From a prison cell in Rome, the apostle Paul penned these words: “I, then, a prisoner for the Lord, urge you to live in a manner worthy of the call you have received, with all humility and gentleness, with patience, bearing with one another through love, striving to preserve the unity of the spirit through the bond of peace: one body and one Spirit, as you were also called to the one hope of your call: one Lord, one faith, one baptism; one God and Father of all, who is over all and through all and in all” (Ephesians 4:1-6).
Saint Paul may have been one of the first prisoners “for the Lord,” but he was certainly not the last. Lutheran pastor Dietrich Bonhoeffer’s Letters and Papers from Prison, Jesuit youth leader Alfred Delp’s Prison Writings, and Baptist preacher Martin Luther King’s “Letter from Birmingham Jail” remind us that some of the most compelling Christian writing in the last century has been produced not in ivory towers but in jail cells. What’s especially striking about this body of literature is the way it transcends ecclesiastical boundaries and denominational loyalties.
Awareness of a faith familiar with incarceration casts an illuminating shadow of its own on the Week of Prayer for Christian Unity. Paul’s paean to “one Lord, one faith, one baptism” is regularly highlighted in earnest calls for Christian reconciliation. And rightly so. His status as “prisoner for the Lord,” however, forces us to recognize at the same time the contemporary reality of a persecuted Christianity in war-torn and injustice-stricken parts of our world.

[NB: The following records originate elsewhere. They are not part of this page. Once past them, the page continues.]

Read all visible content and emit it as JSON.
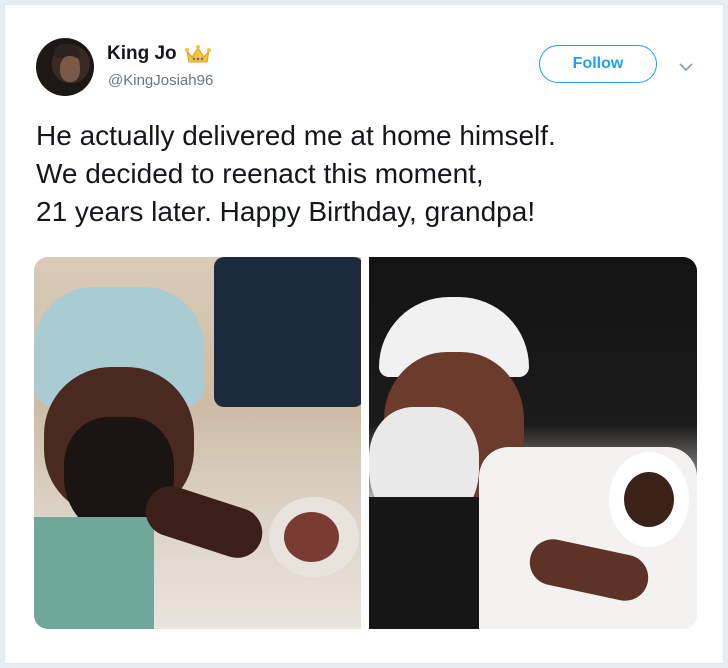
{
  "tweet": {
    "author": {
      "display_name": "King Jo",
      "handle": "@KingJosiah96",
      "avatar_icon": "user-avatar",
      "badge_icon": "crown-icon"
    },
    "follow_label": "Follow",
    "menu_icon": "chevron-down-icon",
    "text_lines": [
      "He actually delivered me at home himself.",
      "We decided to reenact this moment,",
      "21 years later. Happy Birthday, grandpa!"
    ],
    "photos": [
      {
        "icon": "photo-grandpa-with-newborn-1997"
      },
      {
        "icon": "photo-grandpa-with-grandson-reenactment"
      }
    ]
  },
  "colors": {
    "accent": "#1da1f2",
    "text": "#14171a",
    "secondary_text": "#657786",
    "crown": "#f5c33b"
  }
}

The coincidence of the Week of Prayer for Christian Unity with the celebration of the legacy of Martin Luther King may be providential. In his contribution to Christian prison literature, written on scraps of newspapers and toilet tissue, King drew upon the great tradition of Christian thought—from Augustine and Aquinas to leading Protestant figures—to make an unforgettable case for the “extremism” of love. We know the ecumenism of the seminar room and the soup kitchen. The ecumenism of the cell block may be the most powerful of all.